Another week of volatility for equity markets and Donald Trump was once again the cause, with another round of tit-for-tat retaliation in the US-China trade war.
As expected, China retaliated to Trump’s recent decision to impose tariffs on $300bn of Chinese imports in September and December. What took the markets by surprise was Trump’s response – an increase in existing tariffs and those planned for coming months and a call for US business to exit China.
Despite this, the round of trade talks scheduled for September is still apparently going ahead. While at the moment, it is at best a case of ‘two steps back, one step forward’, we hold onto our belief that Trump’s willingness for self-harm will ultimately be contained by the approach of next year’s Presidential election.
The latest escalation of trade tensions can only exacerbate the slide in global business confidence and increase market worries that the inversion of the US yield curve is a harbinger of doom this time, just as it has been in the past. The size of the drag on growth, however, hinges a great deal on the impact on stock markets and business sentiment and is therefore subject to a great deal of uncertainty.
Our view is that while trade worries are undoubtedly a marked drag on growth, we have not yet reached the point of no return. The trade war may well reduce US growth over the next few quarters by 0.5% or so but this should still leave it running at 1.5-2.0% – sluggish and a far cry from Trump’s wishes, but far from disastrous.

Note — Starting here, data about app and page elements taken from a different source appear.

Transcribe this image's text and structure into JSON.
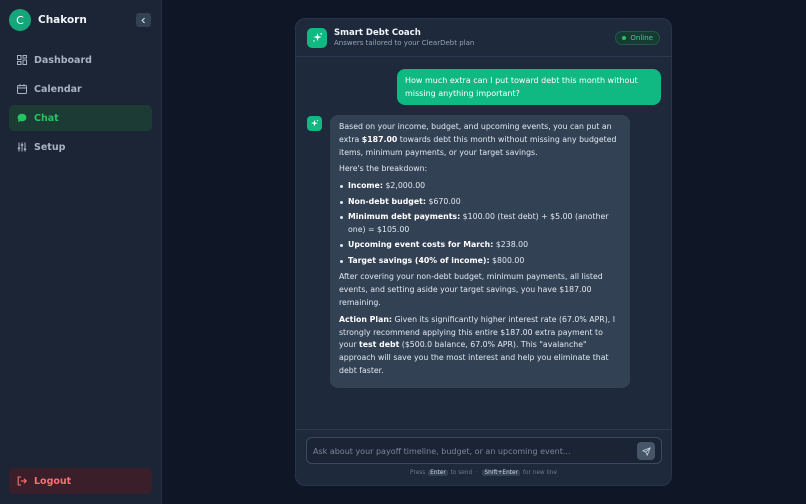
{
  "sidebar": {
    "avatar_initial": "C",
    "brand_name": "Chakorn",
    "collapse_icon": "chevron-left-icon",
    "items": [
      {
        "label": "Dashboard",
        "icon": "grid-icon"
      },
      {
        "label": "Calendar",
        "icon": "calendar-icon"
      },
      {
        "label": "Chat",
        "icon": "chat-bubble-icon",
        "active": true
      },
      {
        "label": "Setup",
        "icon": "sliders-icon"
      }
    ],
    "logout_label": "Logout"
  },
  "chat": {
    "title": "Smart Debt Coach",
    "subtitle": "Answers tailored to your ClearDebt plan",
    "status": "Online",
    "user_message": "How much extra can I put toward debt this month without missing anything important?",
    "bot": {
      "intro_a": "Based on your income, budget, and upcoming events, you can put an extra ",
      "intro_amount": "$187.00",
      "intro_b": " towards debt this month without missing any budgeted items, minimum payments, or your target savings.",
      "breakdown_heading": "Here's the breakdown:",
      "breakdown": [
        {
          "label": "Income:",
          "value": " $2,000.00"
        },
        {
          "label": "Non-debt budget:",
          "value": " $670.00"
        },
        {
          "label": "Minimum debt payments:",
          "value": " $100.00 (test debt) + $5.00 (another one) = $105.00"
        },
        {
          "label": "Upcoming event costs for March:",
          "value": " $238.00"
        },
        {
          "label": "Target savings (40% of income):",
          "value": " $800.00"
        }
      ],
      "summary": "After covering your non-debt budget, minimum payments, all listed events, and setting aside your target savings, you have $187.00 remaining.",
      "plan_label": "Action Plan:",
      "plan_a": " Given its significantly higher interest rate (67.0% APR), I strongly recommend applying this entire $187.00 extra payment to your ",
      "plan_bold": "test debt",
      "plan_b": " ($500.0 balance, 67.0% APR). This \"avalanche\" approach will save you the most interest and help you eliminate that debt faster."
    },
    "input": {
      "placeholder": "Ask about your payoff timeline, budget, or an upcoming event...",
      "value": ""
    },
    "hint": {
      "press": "Press",
      "key_enter": "Enter",
      "to_send": "to send",
      "key_shift_enter": "Shift+Enter",
      "new_line": "for new line"
    }
  },
  "colors": {
    "accent": "#10b981",
    "background": "#0f1726",
    "panel": "#1e293b",
    "logout": "#f87171"
  }
}
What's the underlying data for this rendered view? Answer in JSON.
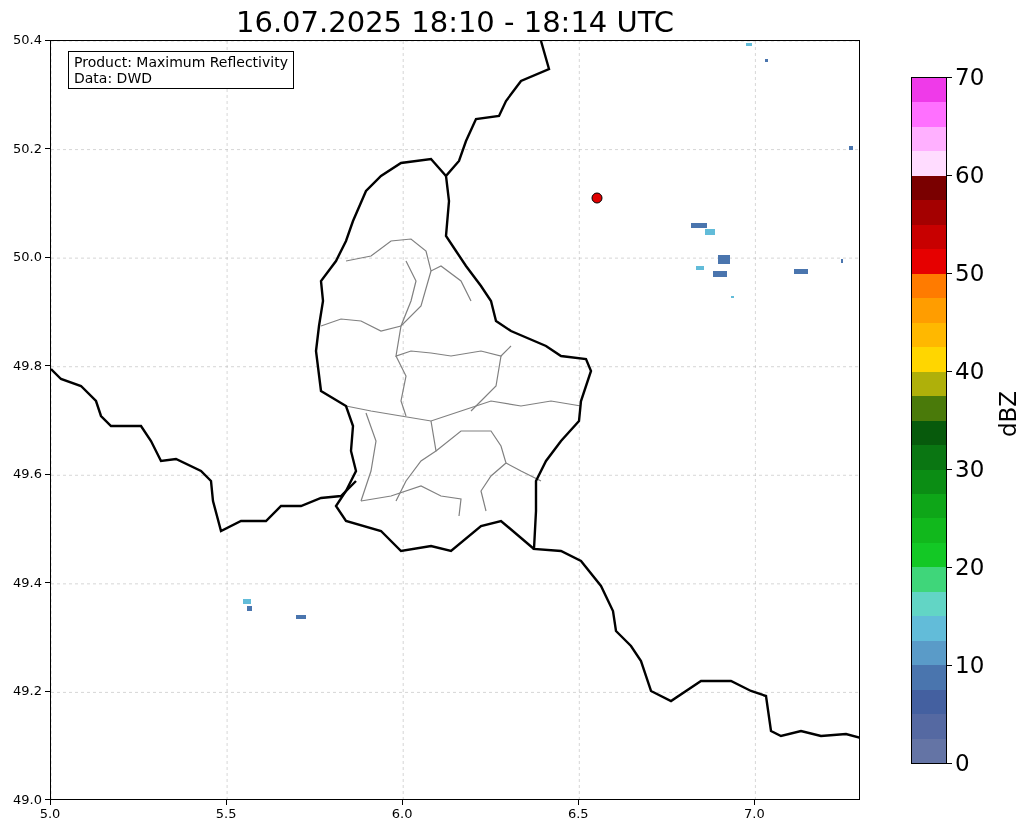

Part of the reason why the slowdown in US growth should be contained will be the Fed, notwithstanding Trump’s questioning last as to whether Fed Chair Powell or President Xi were the bigger enemy. The Fed may not cut rates half as much as Trump wants – or indeed the market is now pricing in – but still another 0.5% reduction in rates looks on the cards for later this year.
While the trade war may be the biggest drag on global growth, Brexit is the number one issue for UK growth. And after a week of Boris Johnson trotting around Europe, the odds of Deal or No-Deal have not changed much.
Not wishing to be cast as the villains in the piece, EU leaders were not quite as dismissive as they might have been of BJ’s demand to remove the Irish backstop. Still, the ball was left firmly in his court to come up with a viable alternative within the next 30 days and this looks a tall order.